• WORK REQUIRED
Filter the entries below down to the lines that hold "title".

• DATASET
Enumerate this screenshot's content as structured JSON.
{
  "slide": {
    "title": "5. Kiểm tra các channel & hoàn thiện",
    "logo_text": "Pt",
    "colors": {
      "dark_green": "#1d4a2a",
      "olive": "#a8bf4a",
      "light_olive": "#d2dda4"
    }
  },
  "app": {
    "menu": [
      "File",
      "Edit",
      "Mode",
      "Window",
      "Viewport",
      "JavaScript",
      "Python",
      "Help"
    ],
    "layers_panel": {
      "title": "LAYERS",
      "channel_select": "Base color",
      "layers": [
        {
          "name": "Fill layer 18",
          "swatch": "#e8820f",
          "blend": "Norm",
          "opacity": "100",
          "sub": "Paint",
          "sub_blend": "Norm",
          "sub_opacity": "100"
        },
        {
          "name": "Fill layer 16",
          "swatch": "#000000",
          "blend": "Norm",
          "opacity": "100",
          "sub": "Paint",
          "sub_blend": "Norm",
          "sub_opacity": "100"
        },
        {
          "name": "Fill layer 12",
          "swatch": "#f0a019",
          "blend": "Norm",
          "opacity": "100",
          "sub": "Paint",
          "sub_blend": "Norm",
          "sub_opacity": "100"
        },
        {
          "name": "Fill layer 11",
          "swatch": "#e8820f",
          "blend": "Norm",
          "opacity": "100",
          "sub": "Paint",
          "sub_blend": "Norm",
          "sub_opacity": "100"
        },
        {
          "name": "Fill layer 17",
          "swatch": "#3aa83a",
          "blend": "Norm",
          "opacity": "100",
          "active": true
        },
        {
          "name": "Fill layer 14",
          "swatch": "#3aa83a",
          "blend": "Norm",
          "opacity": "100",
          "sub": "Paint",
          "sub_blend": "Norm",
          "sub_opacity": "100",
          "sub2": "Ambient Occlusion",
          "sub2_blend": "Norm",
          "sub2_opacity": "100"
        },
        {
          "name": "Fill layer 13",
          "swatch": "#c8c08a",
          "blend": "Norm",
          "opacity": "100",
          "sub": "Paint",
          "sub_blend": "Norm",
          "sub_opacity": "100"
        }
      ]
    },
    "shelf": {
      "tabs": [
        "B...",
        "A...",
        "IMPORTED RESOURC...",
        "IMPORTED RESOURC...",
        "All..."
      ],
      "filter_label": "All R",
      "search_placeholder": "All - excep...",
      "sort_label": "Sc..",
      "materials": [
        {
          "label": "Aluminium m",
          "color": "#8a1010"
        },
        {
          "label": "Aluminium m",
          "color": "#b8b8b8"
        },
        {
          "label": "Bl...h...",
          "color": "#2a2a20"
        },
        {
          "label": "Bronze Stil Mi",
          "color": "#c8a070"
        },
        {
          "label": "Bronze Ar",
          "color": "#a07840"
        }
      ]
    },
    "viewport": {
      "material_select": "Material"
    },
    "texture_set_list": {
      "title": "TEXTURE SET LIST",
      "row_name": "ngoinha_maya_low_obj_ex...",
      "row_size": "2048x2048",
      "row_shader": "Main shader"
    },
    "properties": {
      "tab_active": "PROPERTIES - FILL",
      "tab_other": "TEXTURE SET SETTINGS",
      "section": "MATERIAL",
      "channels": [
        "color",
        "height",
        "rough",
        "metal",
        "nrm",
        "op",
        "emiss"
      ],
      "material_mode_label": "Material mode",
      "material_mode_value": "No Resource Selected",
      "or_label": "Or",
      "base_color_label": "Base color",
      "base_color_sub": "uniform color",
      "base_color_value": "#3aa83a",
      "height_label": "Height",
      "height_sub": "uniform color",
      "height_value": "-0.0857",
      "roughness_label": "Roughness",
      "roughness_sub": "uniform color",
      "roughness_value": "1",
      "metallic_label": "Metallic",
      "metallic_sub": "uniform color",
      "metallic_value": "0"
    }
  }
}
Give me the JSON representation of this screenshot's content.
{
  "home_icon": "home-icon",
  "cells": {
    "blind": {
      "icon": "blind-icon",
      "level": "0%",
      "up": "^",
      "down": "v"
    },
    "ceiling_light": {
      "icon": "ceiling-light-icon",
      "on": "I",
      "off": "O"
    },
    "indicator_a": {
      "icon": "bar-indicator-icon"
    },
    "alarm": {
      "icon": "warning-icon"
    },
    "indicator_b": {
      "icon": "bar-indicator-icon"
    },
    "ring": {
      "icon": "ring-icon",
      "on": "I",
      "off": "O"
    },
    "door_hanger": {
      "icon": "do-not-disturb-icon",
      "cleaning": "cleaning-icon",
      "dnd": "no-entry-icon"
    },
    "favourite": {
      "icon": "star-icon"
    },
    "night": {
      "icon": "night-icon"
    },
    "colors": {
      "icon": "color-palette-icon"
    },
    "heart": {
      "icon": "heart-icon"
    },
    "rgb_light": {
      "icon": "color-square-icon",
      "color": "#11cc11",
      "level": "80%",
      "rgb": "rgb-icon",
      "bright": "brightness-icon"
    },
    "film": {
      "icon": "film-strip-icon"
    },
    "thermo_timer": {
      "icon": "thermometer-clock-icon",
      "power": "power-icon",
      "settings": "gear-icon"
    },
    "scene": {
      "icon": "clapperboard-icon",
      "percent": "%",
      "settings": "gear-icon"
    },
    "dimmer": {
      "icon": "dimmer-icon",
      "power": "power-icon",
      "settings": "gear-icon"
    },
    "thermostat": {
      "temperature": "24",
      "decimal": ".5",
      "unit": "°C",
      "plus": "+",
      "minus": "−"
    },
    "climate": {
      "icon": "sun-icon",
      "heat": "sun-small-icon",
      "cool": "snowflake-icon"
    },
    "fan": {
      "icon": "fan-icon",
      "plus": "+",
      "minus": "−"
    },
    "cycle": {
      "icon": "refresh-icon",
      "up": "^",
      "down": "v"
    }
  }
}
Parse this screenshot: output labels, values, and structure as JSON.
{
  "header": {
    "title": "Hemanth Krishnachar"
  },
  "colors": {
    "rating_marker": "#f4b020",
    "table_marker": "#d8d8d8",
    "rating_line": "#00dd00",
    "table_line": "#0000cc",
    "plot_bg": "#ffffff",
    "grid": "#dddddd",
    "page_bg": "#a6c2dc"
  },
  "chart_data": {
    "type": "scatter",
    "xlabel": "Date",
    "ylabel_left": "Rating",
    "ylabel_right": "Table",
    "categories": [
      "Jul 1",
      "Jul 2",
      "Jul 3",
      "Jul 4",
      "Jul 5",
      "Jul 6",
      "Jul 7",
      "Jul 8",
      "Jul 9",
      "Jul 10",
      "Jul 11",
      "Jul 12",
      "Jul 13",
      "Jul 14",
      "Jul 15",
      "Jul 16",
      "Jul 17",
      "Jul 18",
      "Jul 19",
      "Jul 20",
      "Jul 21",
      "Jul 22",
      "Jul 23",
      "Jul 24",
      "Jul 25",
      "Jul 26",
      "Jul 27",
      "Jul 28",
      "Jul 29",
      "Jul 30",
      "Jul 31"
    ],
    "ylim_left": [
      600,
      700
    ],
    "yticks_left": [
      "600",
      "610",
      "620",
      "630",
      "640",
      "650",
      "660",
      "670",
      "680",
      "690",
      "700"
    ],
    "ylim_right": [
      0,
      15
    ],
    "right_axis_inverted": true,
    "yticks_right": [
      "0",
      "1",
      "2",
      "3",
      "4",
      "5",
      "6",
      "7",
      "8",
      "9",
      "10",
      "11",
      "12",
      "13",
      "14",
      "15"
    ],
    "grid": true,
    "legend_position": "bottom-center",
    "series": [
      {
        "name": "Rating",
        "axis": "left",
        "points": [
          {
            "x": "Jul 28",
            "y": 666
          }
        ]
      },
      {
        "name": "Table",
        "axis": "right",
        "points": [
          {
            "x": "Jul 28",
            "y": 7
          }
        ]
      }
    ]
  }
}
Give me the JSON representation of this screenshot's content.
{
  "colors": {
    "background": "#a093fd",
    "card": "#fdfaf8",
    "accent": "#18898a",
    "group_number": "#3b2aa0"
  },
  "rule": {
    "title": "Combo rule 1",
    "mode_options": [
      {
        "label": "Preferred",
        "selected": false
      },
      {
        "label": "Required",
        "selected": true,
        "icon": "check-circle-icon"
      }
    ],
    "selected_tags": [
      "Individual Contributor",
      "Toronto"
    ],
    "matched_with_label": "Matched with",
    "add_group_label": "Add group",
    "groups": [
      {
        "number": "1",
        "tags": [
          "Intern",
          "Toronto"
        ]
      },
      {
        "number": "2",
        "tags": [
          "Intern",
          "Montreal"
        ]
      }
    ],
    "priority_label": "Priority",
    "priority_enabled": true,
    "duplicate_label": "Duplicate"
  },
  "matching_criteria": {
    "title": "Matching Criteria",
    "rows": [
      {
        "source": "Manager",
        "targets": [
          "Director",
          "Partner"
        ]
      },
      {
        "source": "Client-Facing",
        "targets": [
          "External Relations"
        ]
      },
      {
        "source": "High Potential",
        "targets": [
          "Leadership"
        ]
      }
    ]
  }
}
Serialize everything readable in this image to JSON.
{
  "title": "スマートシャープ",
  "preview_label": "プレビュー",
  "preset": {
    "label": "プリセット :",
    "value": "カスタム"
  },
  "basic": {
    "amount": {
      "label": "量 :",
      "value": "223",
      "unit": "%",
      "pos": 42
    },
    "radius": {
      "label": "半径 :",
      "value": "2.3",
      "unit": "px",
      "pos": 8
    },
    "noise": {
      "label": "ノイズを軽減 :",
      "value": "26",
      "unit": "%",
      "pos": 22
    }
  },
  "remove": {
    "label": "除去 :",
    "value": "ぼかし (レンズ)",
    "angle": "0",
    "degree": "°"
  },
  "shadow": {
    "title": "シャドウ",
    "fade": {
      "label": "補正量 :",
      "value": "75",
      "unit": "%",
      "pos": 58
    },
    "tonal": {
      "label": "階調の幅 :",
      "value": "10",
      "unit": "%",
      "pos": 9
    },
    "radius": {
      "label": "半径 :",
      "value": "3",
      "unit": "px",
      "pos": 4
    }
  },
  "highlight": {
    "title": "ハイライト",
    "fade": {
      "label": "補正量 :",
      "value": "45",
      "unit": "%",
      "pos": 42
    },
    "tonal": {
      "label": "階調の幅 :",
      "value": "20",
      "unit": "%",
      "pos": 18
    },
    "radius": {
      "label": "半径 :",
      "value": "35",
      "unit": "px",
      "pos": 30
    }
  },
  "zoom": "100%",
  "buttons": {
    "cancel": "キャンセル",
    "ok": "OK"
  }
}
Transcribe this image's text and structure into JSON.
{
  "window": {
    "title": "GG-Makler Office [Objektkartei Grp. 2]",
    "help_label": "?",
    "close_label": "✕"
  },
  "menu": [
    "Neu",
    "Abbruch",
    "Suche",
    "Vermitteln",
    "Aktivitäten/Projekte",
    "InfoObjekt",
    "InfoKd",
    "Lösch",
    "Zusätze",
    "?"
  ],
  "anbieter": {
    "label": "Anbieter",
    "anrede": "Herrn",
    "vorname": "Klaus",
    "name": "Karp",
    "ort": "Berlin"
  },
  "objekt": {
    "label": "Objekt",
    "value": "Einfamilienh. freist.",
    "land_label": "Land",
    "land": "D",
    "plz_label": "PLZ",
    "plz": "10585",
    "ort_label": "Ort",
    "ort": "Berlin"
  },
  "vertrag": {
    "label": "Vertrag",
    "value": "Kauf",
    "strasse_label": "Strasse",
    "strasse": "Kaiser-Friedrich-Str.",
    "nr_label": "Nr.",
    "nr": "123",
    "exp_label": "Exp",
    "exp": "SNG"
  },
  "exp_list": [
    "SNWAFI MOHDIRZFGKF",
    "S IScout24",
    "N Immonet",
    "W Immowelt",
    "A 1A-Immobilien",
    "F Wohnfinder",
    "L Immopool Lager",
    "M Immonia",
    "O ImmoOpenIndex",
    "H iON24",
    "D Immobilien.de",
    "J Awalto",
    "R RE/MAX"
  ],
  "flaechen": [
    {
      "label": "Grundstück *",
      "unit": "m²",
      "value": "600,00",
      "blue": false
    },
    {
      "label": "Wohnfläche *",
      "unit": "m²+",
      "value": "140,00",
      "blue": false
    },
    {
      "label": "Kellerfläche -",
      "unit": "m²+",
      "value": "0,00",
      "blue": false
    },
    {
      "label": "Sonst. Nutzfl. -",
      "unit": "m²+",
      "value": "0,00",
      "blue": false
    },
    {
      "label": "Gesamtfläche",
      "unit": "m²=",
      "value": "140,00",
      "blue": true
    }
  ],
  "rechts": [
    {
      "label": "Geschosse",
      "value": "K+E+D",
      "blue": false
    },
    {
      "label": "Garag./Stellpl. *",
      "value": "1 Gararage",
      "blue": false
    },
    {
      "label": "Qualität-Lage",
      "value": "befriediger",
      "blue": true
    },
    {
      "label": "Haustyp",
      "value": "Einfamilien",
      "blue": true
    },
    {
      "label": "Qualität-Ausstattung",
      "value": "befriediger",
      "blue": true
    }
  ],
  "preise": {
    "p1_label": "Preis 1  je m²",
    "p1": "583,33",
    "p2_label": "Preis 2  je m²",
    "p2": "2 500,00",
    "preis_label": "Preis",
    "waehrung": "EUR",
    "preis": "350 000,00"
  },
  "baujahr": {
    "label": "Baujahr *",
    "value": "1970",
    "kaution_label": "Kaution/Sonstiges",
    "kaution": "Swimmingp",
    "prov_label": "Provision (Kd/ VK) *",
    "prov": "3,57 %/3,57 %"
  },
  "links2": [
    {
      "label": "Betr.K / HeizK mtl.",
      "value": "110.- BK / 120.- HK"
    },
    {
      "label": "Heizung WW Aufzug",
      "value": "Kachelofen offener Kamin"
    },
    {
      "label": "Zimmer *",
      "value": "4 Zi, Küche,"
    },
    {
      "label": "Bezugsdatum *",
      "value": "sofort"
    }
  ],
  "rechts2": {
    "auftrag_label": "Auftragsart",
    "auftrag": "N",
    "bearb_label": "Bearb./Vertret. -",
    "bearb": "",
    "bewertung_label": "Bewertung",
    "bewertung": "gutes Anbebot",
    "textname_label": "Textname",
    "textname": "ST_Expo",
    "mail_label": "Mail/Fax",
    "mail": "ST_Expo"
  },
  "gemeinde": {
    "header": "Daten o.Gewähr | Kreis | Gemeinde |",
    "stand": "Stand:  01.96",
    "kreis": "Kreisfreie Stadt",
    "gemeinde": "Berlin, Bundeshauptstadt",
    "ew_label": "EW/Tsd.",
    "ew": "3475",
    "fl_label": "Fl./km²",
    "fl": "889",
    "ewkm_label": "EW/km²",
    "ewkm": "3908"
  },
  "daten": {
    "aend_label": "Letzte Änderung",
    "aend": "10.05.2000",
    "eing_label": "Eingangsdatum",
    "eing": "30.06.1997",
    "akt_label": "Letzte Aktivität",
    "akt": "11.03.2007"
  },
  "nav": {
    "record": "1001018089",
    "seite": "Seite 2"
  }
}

• OUTPUT
    "title": "5. Kiểm tra các channel & hoàn thiện",
      "title": "LAYERS",
      "title": "TEXTURE SET LIST",
    "title": "Hemanth Krishnachar"
    "title": "Combo rule 1",
    "title": "Matching Criteria",
  "title": "スマートシャープ",
    "title": "シャドウ",
    "title": "ハイライト",
    "title": "GG-Makler Office [Objektkartei Grp. 2]",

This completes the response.